In the Department of Labor’s (DOL’s) latest effort to mimic those Servpro ads about making “like it never ever happened,” the agency has now proposed a new overtime regulation to undo the previous regulation issued by the Trump DOL. The new proposed regulation, published on September 7, will raise the salary threshold, below which an employee is non-exempt (or eligible to earn overtime) by more than 50% from the current $35,568/year ($684/week) to $55,068/year ($1,059/week). The proposed rule also includes an automatic escalator clause to reset it every three years.
For an employee to be exempt from being paid overtime (i.e., not eligible) they must:
1) be paid a salary;
2) be paid a salary above a specified threshold; and
3) meet the defined duties of the specific exemption such as executive, administrative, or professional (often referred to as EAP, or white collar exemptions).
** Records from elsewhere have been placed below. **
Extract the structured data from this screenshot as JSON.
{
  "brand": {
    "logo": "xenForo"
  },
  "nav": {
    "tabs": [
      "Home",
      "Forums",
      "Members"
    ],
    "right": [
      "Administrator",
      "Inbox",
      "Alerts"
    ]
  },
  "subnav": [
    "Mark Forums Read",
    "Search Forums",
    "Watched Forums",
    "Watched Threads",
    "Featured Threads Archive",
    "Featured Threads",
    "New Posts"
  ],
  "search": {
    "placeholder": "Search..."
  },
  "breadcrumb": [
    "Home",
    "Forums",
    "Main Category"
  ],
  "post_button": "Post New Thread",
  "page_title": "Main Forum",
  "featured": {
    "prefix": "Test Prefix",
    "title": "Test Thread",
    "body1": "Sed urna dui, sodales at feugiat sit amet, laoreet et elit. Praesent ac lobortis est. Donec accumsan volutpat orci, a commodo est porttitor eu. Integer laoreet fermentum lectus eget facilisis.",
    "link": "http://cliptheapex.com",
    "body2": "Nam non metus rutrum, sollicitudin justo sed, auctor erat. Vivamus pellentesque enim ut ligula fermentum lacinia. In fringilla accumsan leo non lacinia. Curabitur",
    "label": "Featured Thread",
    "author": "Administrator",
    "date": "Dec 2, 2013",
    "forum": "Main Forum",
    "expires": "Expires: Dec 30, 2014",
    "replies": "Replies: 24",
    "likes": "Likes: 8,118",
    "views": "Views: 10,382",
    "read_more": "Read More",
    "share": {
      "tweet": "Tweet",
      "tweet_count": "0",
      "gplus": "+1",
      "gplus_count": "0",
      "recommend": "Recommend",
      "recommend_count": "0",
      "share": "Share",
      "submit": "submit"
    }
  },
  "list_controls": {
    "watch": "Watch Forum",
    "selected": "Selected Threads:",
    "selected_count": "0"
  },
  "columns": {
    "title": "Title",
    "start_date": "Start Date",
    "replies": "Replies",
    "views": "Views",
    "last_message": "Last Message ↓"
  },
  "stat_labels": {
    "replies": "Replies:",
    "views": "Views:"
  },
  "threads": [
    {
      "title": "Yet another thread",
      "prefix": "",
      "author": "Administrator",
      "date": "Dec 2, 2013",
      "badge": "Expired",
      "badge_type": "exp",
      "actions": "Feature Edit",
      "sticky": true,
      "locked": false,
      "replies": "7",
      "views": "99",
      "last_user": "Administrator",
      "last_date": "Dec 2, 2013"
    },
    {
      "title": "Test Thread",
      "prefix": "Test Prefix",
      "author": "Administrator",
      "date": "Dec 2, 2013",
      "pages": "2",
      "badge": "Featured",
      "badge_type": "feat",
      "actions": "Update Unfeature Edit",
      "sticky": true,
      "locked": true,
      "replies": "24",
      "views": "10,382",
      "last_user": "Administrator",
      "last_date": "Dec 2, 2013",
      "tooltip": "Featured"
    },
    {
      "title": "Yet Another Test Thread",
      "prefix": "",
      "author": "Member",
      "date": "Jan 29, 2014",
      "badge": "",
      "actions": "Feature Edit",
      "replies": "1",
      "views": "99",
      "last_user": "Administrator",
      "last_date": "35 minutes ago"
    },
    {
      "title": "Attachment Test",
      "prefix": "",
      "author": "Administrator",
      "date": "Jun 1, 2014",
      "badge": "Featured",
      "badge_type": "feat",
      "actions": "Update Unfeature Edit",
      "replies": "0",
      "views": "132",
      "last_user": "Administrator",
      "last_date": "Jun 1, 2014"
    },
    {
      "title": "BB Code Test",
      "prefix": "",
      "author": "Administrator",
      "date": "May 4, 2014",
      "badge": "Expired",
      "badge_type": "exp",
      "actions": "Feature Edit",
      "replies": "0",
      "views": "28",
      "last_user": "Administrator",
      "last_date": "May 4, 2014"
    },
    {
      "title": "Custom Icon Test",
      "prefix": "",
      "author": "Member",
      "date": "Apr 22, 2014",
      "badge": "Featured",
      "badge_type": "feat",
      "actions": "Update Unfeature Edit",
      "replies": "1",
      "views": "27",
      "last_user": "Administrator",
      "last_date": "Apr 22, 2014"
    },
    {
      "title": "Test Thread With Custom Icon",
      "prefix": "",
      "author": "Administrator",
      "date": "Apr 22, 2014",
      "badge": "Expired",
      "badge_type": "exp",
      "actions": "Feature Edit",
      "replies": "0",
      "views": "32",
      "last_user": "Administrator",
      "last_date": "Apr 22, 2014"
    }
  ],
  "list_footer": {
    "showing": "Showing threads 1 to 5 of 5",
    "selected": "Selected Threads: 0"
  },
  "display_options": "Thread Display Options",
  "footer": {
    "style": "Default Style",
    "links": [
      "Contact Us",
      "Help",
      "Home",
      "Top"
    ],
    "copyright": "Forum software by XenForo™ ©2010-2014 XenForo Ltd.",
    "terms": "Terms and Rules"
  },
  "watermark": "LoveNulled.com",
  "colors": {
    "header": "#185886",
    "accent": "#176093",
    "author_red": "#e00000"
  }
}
Non-exempt employees must be paid time and a half for any time worked past 40 hours a week.
This means that increasing the salary threshold will force employers to either increase an employee’s salary to maintain their exempt status or reclassify that employee to being on the clock and non-exempt. Note that being eligible to earn overtime does not guarantee that the employee will actually earn any extra compensation through overtime. Instead, employers tend to manage these employees’ hours very closely to keep at or below 40 hours per week.
Setting the salary threshold has become something of a political football, with the last four presidential administrations putting in place what they thought was the correct threshold. Most notably, the Obama DOL proposed a salary threshold over $50,000 which was pared back to a little over $47,000 in the final regulation. Even so this was still more than double the $23,600 that had been in place since the Bush administration. That Obama regulation (which also included a three year automatic escalator clause) was struck down by a federal judge in a challenge led by the U.S. Chamber, meaning that the salary threshold reverted to the status quo ante, $23,600. The Trump DOL then finalized a regulation which increased the salary threshold more reasonably to the current level of a little more than $35,000, which went into effect on January 1, 2020, about three and a half years ago.
One common refrain heard back during the Obama rulemaking was how workers who would become non-exempt did not want to give up their salaried status and become hourly employees punching a time clock. They enjoyed the flexibility and professional status that being paid on a salary basis provided. That same complaint certainly applies today, perhaps even more so given the prevalence of flexible working arrangements in the post-covid world. To reclassify some of these employees and put them on the clock will jeopardize their ability to work remotely, which has been a boon to many workers and their ability to juggle personal responsibilities such as child care with their professional obligations.
Additional changes in the economy make the proposed boost in the salary threshold even more problematic. Employers continue to struggle to find enough employees and have to pay higher wages as a result. Increasing the cost of labor even further through this regulation will add to their burdens and will be felt particularly severely among small businesses, and charitable nonprofits who can’t just increase prices because they are dependent on contributions to maintain operations. During the Obama rulemaking Operation Smile, which provides cleft palate surgeries to children in impoverished nations, estimated it would have to reduce the number of operations it performed by more than 4,000 per year because of the increase in the salary threshold.
In what universe is a regulation that limits worker employee flexibility, raises costs, and forces charities to cut back on their operations a good idea?
As if jacking up the salary threshold more than 50% was not enough, the proposed regulation includes a caveat in a footnote (a footnote!) that says DOL expects to use the latest data when implementing the final regulation and projects the threshold to go as high as $60,000 by that time. This is a clear “bait and switch”—propose one threshold but signal that you’ll implement another.
Finally, the proposed regulation also includes a “severability clause” that purports to preserve the rest of the regulation if one part (or parts) is struck down by a court. This is a relatively rare concept for a regulation as agencies cannot dictate to courts how a regulation will be treated if challenged. Severability clauses appear in legislation frequently as Congress does have authority to preserve legislative provisions. DOL is not Congress. The only way to read this is as an admission by DOL that the automatic escalator clause is vulnerable because the Fair Labor Standards Act does not give the Secretary the authority to put the salary threshold on auto pilot. DOL is simply trying to make sure that if the escalator is struck down, the underlying threshold increase will be retained.
The Chamber believes the automatic escalator clauses is vulnerable, but DOL is in no position to tell a court how to treat the remaining provisions.
Comments on the proposed regulation are due November 7, unless an extension is granted. Rest assured, DOL will have a lot of reading to do on that date.
About the authors
Marc Freedman is vice president of employment policy at the U.S. Chamber of Commerce. He is responsible for developing and advocating the Chamber’s response to OSHA matters, the Employee Free Choice Act, the Family and Medical Leave Act and mandated leave issues, and other labor and workplace issues.